Simultaneous elections will require extending the terms of the states of Chhattisgarh, Madhya Pradesh and Rajasthan by five months;Mizoram by six months; and Karnataka by 12 months, which is not Constitutionally possible. The terms of Haryana and Maharashtra could be curtailed by five months and Jharkhand by seven months as these states are BJP-ruled. The term of the government of NCT of Delhi will have to be curtailed by eight months, which it will not agree to.
Punjab and Uttar Pradesh must go to the polls in the next two months. Tamil Nadu, Bihar, Jammu and Kashmir, West Bengal and Kerala are ruled by Opposition parties. Their terms are up to 2021 and they will not agree to an early dissolution. However, the Central government’s term will expire in 2019 and cannot continue thereafter without holding fresh elections due by May that year. Assam can go to the polls in 2019, although due in 2021, as the state is BJP-ruled. But will BJP agree to curtail its term in a state where it has come to power for the first time?
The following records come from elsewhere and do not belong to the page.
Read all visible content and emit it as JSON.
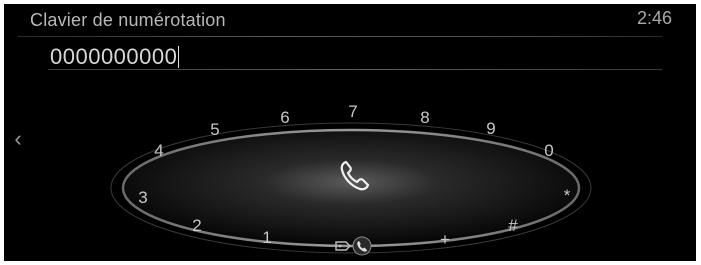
{
  "header": {
    "title": "Clavier de numérotation",
    "clock": "2:46"
  },
  "dial_input": {
    "value": "0000000000"
  },
  "nav": {
    "back_icon": "chevron-left-icon"
  },
  "wheel": {
    "keys": [
      "1",
      "2",
      "3",
      "4",
      "5",
      "6",
      "7",
      "8",
      "9",
      "0",
      "*",
      "#",
      "+"
    ],
    "center_icon": "phone-handset-icon",
    "bottom_icons": [
      "keypad-toggle-icon",
      "phone-handset-icon"
    ]
  },
  "colors": {
    "background": "#000000",
    "text": "#c8c8c8",
    "ring_glow": "#7a7a7a"
  }
}
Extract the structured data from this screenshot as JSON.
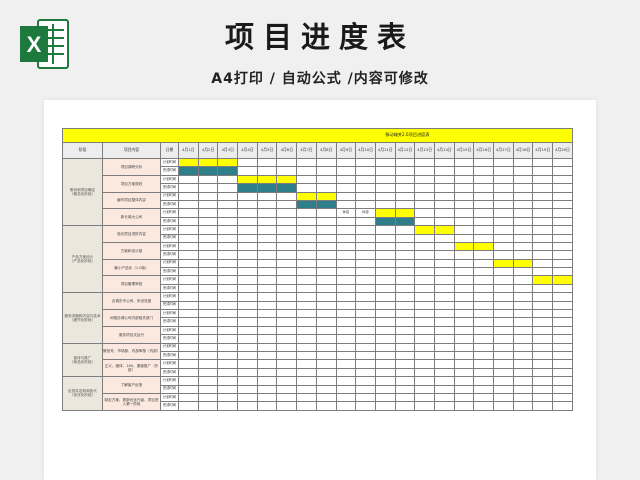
{
  "page": {
    "title": "项目进度表",
    "subtitle": "A4打印 / 自动公式 /内容可修改"
  },
  "app": {
    "icon": "excel-icon"
  },
  "colors": {
    "plan": "#ffff00",
    "done": "#2e7e8c",
    "banner": "#ffff00",
    "stage_bg": "#ebe7dc",
    "content_bg": "#fbe9df"
  },
  "sheet": {
    "banner": "移动端关2.0项目进度表",
    "headers": {
      "stage": "阶段",
      "content": "项目内容",
      "type": "日期"
    },
    "dates": [
      "4月1日",
      "4月2日",
      "4月3日",
      "4月4日",
      "4月5日",
      "4月6日",
      "4月7日",
      "4月8日",
      "4月9日",
      "4月10日",
      "4月11日",
      "4月12日",
      "4月13日",
      "4月14日",
      "4月15日",
      "4月16日",
      "4月17日",
      "4月18日",
      "4月19日",
      "4月20日"
    ],
    "type_plan": "计划时间",
    "type_done": "完成时间",
    "groups": [
      {
        "stage": "策划和项目确定\n（概念化阶段）",
        "tasks": [
          {
            "content": "项目调研分析",
            "plan": [
              1,
              3
            ],
            "done": [
              1,
              3
            ],
            "notes": []
          },
          {
            "content": "项目方案规划",
            "plan": [
              4,
              6
            ],
            "done": [
              4,
              6
            ],
            "notes": []
          },
          {
            "content": "编写项目整体内容",
            "plan": [
              7,
              8
            ],
            "done": [
              7,
              8
            ],
            "notes": []
          },
          {
            "content": "新长城大公司",
            "plan": [
              11,
              12
            ],
            "done": [
              11,
              12
            ],
            "notes": [
              {
                "day": 9,
                "text": "休息"
              },
              {
                "day": 10,
                "text": "休息"
              }
            ]
          }
        ]
      },
      {
        "stage": "产品方案设计\n（产品化阶段）",
        "tasks": [
          {
            "content": "验光项目进阶内容",
            "plan": [
              13,
              14
            ],
            "done": null,
            "notes": []
          },
          {
            "content": "方案和设计部",
            "plan": [
              15,
              16
            ],
            "done": null,
            "notes": []
          },
          {
            "content": "最小产品化（1.0版）",
            "plan": [
              17,
              18
            ],
            "done": null,
            "notes": []
          },
          {
            "content": "项目管理审批",
            "plan": [
              19,
              20
            ],
            "done": null,
            "notes": []
          }
        ]
      },
      {
        "stage": "服务流程和内容与技术\n（细节化阶段）",
        "tasks": [
          {
            "content": "合调去市公司、来设进度",
            "plan": null,
            "done": null,
            "notes": []
          },
          {
            "content": "间落协调公司内部相关部门",
            "plan": null,
            "done": null,
            "notes": []
          },
          {
            "content": "服务项目试运行",
            "plan": null,
            "done": null,
            "notes": []
          }
        ]
      },
      {
        "stage": "宣传与推广\n（商品化阶段）",
        "tasks": [
          {
            "content": "微信号、市场部、内部审核（内部）",
            "plan": null,
            "done": null,
            "notes": []
          },
          {
            "content": "正义、媒体、180、渠道推广（外部）",
            "plan": null,
            "done": null,
            "notes": []
          }
        ]
      },
      {
        "stage": "反馈并定制和迭代\n（优化化阶段）",
        "tasks": [
          {
            "content": "了解客户反馈",
            "plan": null,
            "done": null,
            "notes": []
          },
          {
            "content": "制定方案、更新优化升级、项目进入第一阶段",
            "plan": null,
            "done": null,
            "notes": []
          }
        ]
      }
    ]
  }
}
If, however, Modi is keen on holding simultaneous elections, he can do so by dissolving Parliament in 2017 and then hold simultaneous polls by dissolving at the same time the BJP state Assemblies whose terms are not yet over as mentioned above.But a greater principle of democracy is involved in holding simultaneous polls for Parliament and state Assemblies, unless by fortuitous circumstances the five-year period of Parliament and state Assemblies coincide on their own. A contrived situation has implications against the basic structure of our Constitution. According to Supreme Court of India, Article 1(1), India is a Union of States which means a federation of states. Our Constitution provides an exclusive List I, empowering the Central government, which alone can legislate on certain subjects on List-I in the Seventh Schedule. The states alone can legislate on List II, Parliament cannot. Both Centre and State can legislate on List III. State List II includes important subjects such as agriculture and law and order. On this, only states can legislate. The Centre does not have any jurisdiction. Obviously, voters have different aspects and priorities when voting for state Assemblies or Parliament. In Delhi Laws Act, the Supreme Court of India (1951) specifically held, “The State Legislature under our Constitution is not a delegate of the Union Parliament. Both legislatures derive powers from the same Constitution. Within its appointed sphere, the State Legislature has plenary powers.” Examples of other countries like the US and Europe would show that it is constitutionally recognised that the priorities and interests of states in day to day governance are emphasised differently. Thus in the US, a rather extreme position prevails that law and medical degrees of one state are not recognised in the rest of the states. As for elections, they have different laws in each state. They have separate laws for the election of the President, separate for Senate and House of Representatives and separate for various states. Of course this is an extreme example because possibly of the civil war history of the US. We, wisely, did not go so far. Also the priorities of the Centre and the states are different. The sooner the BJP relinquishes this idea of simultaneous elections, the better. This gives an unfair advantage to the national parties as against the state parties and disturbs the sentiment of voters that the government of an area concerned must be close to the people.